According to the White House, the proposed agreement includes a “modernised, high-standard chapter that provides strong protection and enforcement of intellectual property rights.
“This includes 10 years of data protection for biologic drugs and a large scope of products eligible for protection.”
US President Trump voiced his support of the proposal earlier this week, describing the agreement as a “great deal” that “opens markets to our…manufacturers, reduces trade barriers to the US and will bring all three great nations together in competition with the rest of the world”.
However, generic drug and biosimilar associations in the US and Canada do not agree, raising concerns the proposal will decrease drug competition.
According to the US Association for Accessible Medicines, the association is “extremely concerned” the agreement will provide a ‘windfall’ for brand-name drug manufacturers.
“The approach extends monopoly protections for manufacturers of brand-name drugs and biologics that will stifle biosimilar competition, hurt American exporters, and decrease patient access to medicines,” said the association in a statement, adding that such patent barriers will slow the development of biosimilars and decrease drug competition.
In Canada, the Canadian Generic Pharmaceutical Association (CGPA) also raised concerns that extending the period of market exclusivity for biosimilars from eight to 10 years would hinder competition.

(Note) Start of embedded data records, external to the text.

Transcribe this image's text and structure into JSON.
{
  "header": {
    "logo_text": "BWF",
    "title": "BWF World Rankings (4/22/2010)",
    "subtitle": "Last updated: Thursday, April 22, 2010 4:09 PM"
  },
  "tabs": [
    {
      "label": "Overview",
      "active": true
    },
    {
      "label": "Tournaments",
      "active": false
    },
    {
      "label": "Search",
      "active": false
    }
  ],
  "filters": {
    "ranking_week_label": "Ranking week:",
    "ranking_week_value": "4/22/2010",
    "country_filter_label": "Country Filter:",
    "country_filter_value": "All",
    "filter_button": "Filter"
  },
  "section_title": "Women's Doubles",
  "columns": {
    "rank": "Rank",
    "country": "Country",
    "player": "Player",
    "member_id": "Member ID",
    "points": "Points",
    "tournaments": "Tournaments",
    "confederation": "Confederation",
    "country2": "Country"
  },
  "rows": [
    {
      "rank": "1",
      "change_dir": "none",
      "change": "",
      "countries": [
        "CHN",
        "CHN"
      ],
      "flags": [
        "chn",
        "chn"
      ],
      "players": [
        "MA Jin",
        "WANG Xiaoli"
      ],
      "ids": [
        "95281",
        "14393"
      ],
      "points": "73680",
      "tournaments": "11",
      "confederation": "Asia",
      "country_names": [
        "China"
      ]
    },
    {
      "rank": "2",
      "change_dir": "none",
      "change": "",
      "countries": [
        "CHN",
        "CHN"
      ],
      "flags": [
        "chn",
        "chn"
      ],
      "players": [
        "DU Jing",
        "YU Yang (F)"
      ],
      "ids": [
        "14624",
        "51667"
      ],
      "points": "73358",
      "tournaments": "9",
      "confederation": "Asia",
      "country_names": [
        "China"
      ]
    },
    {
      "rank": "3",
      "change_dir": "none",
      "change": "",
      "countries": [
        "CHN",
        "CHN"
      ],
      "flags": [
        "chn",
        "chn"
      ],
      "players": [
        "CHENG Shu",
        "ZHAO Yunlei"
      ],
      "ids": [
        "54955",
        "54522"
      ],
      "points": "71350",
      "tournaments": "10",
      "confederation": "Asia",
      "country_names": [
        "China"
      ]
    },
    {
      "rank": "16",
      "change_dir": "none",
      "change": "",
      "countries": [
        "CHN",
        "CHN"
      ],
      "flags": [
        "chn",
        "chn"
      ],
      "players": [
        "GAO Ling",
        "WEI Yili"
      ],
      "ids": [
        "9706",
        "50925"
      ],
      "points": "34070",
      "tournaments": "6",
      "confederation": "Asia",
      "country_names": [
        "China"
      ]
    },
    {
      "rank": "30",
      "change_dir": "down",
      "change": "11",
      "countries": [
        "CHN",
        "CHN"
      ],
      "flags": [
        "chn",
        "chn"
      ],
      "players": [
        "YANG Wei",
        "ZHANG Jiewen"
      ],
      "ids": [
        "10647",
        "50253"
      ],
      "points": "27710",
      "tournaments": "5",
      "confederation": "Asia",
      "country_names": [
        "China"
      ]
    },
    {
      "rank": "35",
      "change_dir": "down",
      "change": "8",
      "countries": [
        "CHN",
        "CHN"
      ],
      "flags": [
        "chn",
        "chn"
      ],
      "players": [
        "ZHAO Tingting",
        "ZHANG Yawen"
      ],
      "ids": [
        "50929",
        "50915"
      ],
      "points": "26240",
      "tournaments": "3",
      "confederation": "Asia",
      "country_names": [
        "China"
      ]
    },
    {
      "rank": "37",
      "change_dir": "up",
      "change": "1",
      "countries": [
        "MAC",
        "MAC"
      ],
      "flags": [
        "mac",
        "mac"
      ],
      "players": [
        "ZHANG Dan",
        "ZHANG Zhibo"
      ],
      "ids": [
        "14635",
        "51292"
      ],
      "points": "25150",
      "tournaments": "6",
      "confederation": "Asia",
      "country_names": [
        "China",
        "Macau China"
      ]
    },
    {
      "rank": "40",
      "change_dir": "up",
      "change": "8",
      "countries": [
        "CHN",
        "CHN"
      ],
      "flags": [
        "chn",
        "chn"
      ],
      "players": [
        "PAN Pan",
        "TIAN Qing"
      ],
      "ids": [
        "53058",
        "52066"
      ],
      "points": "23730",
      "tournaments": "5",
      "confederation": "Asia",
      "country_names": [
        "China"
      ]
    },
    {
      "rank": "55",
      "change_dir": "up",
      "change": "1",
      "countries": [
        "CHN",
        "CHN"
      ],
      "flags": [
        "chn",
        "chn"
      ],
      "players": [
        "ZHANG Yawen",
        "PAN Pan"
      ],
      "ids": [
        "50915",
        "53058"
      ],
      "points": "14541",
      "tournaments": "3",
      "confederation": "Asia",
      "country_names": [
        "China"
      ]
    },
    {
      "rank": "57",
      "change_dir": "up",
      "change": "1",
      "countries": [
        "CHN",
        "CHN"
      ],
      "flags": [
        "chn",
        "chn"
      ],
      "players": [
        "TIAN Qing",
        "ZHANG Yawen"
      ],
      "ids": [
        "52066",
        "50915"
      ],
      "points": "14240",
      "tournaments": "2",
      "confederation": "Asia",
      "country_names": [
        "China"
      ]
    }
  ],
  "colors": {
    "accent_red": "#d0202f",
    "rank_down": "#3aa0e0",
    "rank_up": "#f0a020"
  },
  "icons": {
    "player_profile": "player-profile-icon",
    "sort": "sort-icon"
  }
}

“Canada was not at the table when harmful intellectual property provisions were negotiated between the United States and Mexico,” said CGPA president Jim Keon in a statement.
“The United States-Mexico-Canada Agreement is disappointing for the vast majority of Canadians who feel access to more affordable prescription medicines is the most important aspect of the negotiations,” he added.